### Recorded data
= = = = =

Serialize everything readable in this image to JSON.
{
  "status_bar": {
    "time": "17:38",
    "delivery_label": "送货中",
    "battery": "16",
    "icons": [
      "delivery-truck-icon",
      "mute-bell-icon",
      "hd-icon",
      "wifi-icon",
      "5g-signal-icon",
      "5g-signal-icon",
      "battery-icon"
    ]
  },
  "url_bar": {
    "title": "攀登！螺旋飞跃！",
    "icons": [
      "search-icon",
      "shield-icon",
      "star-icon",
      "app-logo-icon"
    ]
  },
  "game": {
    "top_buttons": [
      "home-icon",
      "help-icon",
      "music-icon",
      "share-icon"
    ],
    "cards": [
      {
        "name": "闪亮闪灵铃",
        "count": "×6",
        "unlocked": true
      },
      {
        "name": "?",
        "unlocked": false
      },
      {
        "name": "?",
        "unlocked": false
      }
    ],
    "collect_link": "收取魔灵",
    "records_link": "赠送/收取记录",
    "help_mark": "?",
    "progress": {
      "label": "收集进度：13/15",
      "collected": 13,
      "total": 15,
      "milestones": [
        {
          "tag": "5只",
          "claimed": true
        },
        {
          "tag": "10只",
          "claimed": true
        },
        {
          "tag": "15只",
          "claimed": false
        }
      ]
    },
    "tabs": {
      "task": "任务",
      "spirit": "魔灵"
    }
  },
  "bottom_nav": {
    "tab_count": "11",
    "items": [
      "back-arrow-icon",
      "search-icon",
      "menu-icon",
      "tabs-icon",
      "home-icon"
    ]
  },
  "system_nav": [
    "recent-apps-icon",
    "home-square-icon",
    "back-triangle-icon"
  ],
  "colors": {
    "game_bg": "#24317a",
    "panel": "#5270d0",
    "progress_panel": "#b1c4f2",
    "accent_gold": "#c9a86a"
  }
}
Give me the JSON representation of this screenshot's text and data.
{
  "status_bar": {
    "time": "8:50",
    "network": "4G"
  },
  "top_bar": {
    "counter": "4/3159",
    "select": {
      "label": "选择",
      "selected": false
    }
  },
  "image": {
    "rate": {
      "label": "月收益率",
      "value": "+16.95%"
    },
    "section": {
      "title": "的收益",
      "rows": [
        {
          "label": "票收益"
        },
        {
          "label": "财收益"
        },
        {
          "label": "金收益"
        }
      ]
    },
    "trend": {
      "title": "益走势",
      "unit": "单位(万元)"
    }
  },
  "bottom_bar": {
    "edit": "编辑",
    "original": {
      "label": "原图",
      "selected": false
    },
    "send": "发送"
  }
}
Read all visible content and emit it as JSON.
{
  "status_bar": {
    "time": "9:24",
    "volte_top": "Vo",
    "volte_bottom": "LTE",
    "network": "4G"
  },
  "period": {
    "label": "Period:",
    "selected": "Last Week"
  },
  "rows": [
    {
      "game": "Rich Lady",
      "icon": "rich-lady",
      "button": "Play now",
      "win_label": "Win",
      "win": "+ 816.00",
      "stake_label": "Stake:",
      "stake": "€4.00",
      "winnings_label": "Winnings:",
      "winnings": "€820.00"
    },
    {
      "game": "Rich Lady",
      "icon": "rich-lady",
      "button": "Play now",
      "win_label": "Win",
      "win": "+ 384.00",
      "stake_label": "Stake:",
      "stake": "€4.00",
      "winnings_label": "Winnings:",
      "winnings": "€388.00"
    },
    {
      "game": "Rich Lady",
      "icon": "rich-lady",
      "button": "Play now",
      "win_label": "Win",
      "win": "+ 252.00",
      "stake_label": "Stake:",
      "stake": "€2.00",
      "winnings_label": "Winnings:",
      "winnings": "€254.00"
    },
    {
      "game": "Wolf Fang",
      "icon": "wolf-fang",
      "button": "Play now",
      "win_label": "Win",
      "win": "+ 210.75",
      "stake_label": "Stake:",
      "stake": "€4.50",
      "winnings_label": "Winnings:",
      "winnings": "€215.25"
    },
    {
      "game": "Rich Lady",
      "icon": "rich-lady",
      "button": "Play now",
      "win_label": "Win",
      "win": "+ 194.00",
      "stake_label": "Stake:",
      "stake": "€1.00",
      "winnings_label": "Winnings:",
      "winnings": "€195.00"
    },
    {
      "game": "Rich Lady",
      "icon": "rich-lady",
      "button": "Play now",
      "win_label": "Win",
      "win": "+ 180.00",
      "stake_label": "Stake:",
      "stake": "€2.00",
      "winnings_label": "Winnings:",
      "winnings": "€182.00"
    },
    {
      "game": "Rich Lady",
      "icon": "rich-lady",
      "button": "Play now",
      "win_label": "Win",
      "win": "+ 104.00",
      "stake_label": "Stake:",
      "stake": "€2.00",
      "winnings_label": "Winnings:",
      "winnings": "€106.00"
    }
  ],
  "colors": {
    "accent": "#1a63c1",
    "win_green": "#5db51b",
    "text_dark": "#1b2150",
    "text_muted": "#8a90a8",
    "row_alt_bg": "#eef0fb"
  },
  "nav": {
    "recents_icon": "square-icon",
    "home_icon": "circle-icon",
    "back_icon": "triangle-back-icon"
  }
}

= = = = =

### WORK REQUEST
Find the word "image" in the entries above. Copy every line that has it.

### YOUR RESPONSE
Serialize everything readable in this image to JSON.
  "image": {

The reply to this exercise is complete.